**Exercise details**
Below are the entries; return every line among them that holds the word "Scripts".
··· Task inputs ···
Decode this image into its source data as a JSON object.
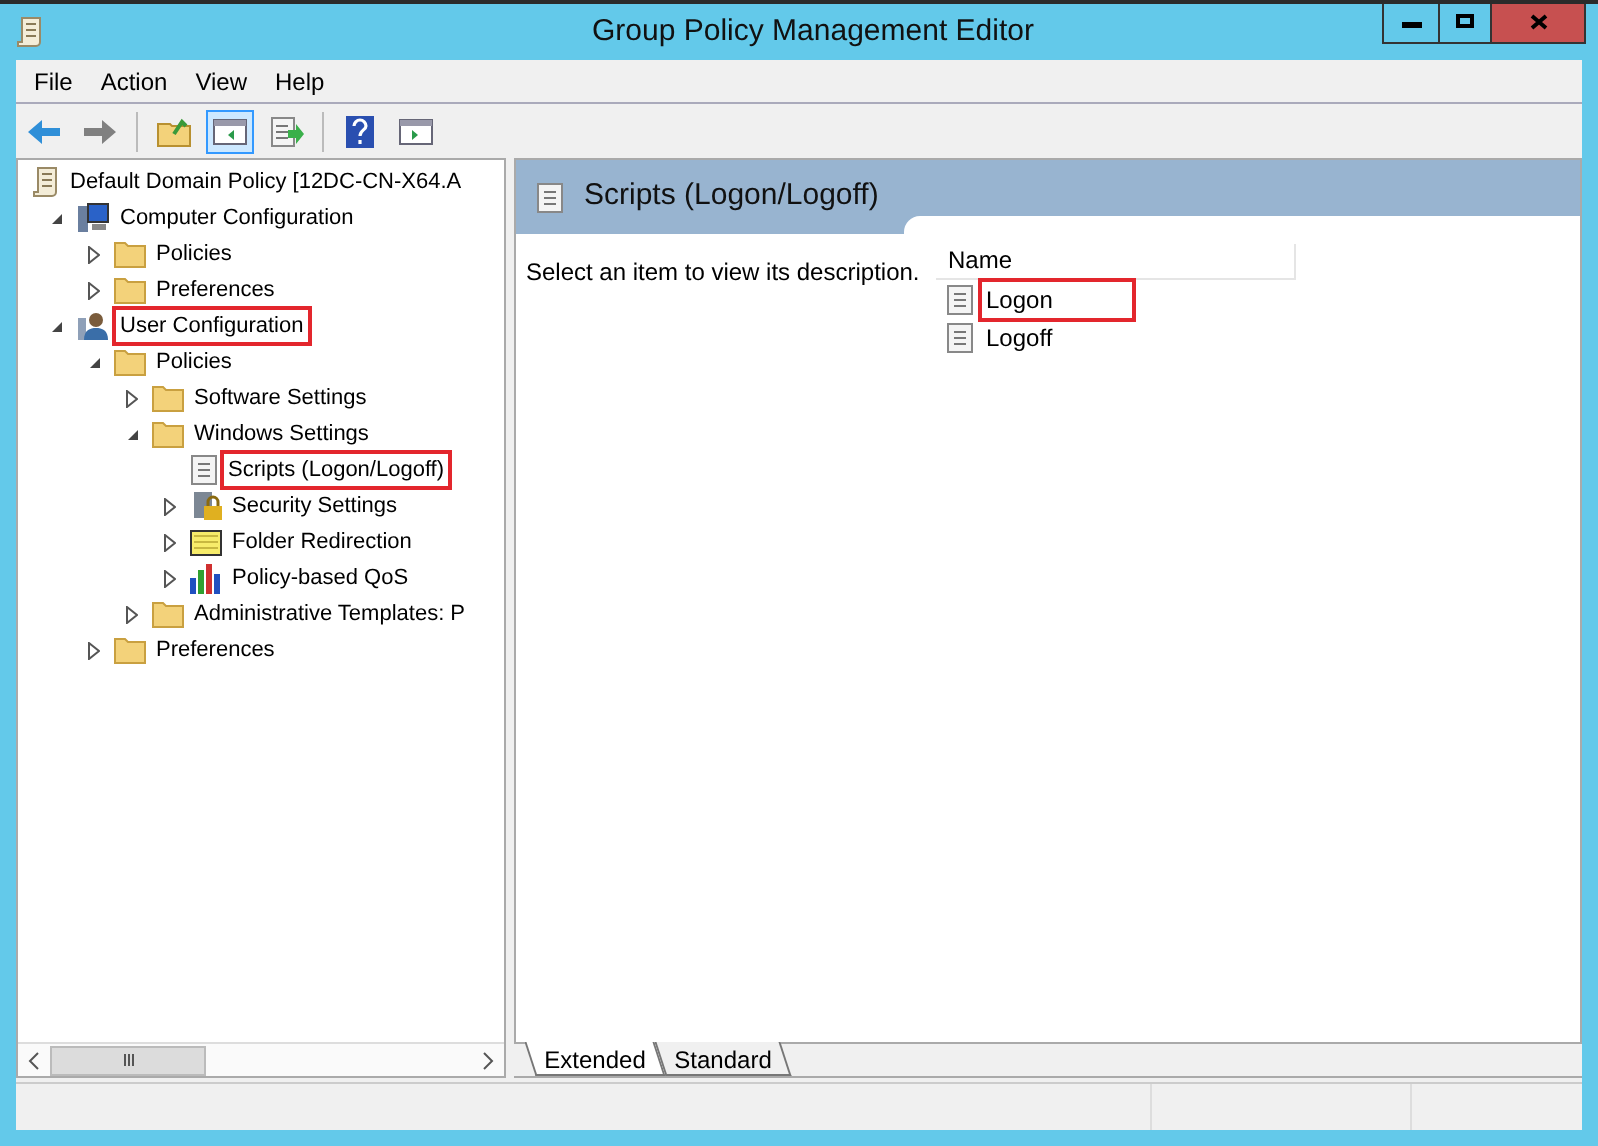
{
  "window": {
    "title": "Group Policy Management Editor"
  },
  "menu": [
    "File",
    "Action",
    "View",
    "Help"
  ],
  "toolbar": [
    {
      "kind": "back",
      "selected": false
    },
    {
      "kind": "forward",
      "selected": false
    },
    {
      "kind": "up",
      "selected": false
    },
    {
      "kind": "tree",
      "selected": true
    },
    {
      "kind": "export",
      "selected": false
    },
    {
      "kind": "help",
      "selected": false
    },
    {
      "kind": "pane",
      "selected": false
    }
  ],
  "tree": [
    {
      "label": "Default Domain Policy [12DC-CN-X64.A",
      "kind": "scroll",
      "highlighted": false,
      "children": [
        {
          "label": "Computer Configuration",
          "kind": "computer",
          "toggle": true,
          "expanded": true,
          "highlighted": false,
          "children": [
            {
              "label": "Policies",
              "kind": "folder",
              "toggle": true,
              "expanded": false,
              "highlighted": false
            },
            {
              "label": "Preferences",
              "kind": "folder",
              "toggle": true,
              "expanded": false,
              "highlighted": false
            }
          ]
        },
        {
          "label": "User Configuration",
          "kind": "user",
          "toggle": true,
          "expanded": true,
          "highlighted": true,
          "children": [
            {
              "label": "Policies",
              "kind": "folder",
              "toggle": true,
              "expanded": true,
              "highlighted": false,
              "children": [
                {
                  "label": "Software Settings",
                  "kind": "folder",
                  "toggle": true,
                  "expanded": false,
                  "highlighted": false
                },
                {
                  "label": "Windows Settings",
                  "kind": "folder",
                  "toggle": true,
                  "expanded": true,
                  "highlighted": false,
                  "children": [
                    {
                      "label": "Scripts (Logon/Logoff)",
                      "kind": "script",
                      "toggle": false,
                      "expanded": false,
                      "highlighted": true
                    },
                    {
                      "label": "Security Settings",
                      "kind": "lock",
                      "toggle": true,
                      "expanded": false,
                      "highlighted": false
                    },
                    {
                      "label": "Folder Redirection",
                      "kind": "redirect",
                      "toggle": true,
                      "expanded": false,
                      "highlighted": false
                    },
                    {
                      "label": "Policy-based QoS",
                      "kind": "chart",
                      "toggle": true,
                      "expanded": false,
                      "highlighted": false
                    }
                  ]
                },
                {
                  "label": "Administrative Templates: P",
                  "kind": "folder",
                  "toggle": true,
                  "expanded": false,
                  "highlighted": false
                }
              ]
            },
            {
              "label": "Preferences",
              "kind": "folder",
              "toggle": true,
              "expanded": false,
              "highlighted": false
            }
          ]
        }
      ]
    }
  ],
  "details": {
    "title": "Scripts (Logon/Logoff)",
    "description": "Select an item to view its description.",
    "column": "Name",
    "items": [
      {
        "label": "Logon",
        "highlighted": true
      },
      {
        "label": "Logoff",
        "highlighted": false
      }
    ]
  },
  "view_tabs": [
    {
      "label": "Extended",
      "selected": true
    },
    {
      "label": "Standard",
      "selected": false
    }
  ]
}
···
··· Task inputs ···
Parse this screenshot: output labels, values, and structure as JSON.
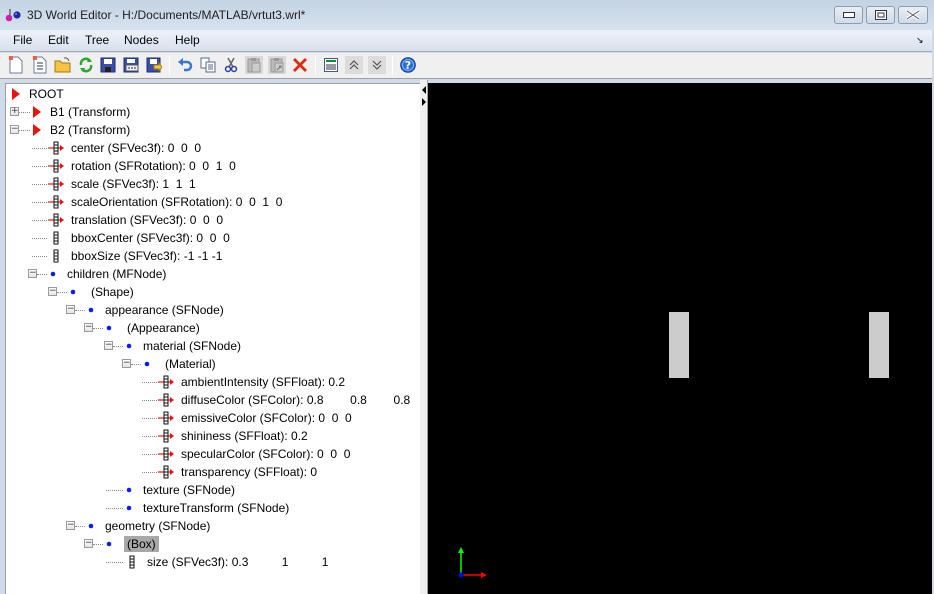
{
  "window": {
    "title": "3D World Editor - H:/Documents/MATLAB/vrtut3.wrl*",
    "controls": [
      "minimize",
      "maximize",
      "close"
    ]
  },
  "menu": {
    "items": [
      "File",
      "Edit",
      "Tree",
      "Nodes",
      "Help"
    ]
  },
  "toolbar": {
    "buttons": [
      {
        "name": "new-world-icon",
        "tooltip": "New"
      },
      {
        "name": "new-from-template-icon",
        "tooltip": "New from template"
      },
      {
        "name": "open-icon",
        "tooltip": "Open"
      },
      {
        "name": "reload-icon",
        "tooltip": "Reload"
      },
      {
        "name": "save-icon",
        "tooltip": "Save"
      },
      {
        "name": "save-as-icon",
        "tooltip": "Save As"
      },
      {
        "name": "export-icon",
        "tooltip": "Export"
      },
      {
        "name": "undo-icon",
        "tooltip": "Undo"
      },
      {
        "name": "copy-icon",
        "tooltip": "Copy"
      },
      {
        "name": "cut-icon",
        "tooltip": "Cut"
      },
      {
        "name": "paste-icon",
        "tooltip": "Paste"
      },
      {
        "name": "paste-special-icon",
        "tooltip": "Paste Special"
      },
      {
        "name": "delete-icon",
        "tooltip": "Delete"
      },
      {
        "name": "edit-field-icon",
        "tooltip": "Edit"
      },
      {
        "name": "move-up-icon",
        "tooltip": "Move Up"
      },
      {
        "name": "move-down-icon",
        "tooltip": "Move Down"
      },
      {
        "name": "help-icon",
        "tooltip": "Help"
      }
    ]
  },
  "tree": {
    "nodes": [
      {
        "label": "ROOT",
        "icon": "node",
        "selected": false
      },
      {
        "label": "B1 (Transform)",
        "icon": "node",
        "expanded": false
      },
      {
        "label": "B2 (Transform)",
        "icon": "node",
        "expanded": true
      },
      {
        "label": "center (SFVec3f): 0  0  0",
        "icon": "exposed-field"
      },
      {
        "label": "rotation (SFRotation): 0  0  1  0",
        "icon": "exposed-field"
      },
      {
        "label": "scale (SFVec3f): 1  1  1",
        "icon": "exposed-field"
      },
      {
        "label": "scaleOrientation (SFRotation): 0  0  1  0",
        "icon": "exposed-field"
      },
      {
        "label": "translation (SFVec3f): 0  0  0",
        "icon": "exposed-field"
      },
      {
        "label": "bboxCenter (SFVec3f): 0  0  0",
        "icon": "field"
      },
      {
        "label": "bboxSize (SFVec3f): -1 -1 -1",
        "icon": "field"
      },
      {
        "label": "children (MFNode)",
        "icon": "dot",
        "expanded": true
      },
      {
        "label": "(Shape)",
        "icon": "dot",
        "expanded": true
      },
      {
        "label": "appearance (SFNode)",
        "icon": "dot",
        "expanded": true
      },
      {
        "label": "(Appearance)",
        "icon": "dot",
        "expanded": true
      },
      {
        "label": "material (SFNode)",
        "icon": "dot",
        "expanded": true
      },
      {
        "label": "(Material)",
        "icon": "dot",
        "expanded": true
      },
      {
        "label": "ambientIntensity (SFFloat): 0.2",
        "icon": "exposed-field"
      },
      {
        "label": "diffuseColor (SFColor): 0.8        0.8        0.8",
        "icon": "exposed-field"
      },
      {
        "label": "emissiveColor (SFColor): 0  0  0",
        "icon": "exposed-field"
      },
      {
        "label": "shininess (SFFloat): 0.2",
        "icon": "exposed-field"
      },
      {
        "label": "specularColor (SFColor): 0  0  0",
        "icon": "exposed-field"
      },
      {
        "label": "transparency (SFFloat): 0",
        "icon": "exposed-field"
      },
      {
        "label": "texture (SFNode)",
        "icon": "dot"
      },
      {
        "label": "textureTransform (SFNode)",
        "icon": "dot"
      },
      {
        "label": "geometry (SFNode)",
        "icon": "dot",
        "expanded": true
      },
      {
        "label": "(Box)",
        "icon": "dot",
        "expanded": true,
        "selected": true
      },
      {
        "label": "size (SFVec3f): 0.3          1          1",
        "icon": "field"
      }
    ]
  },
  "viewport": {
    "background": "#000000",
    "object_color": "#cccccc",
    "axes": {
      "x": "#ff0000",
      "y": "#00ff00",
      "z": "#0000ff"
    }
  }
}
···
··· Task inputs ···
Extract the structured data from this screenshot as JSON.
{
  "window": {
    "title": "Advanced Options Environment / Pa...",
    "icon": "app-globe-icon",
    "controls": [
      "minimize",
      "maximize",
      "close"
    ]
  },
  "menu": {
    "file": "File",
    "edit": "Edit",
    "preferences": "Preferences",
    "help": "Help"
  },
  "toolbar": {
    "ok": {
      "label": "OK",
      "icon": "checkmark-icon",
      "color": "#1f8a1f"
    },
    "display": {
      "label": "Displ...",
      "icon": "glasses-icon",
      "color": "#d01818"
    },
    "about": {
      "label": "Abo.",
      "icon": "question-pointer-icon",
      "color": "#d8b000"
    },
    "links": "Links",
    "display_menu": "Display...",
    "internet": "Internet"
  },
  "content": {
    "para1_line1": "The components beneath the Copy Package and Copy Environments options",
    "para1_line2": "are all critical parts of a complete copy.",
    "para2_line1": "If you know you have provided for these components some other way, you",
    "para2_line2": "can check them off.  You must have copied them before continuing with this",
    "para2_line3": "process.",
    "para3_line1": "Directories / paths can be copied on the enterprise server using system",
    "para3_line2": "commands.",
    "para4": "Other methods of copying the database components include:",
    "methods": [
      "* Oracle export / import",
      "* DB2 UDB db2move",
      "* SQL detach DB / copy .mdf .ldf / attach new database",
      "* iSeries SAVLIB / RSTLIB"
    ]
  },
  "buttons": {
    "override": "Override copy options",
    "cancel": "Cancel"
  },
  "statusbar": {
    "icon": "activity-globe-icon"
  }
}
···
**Response to the exercise**
                      "label": "Scripts (Logon/Logoff)",
    "title": "Scripts (Logon/Logoff)",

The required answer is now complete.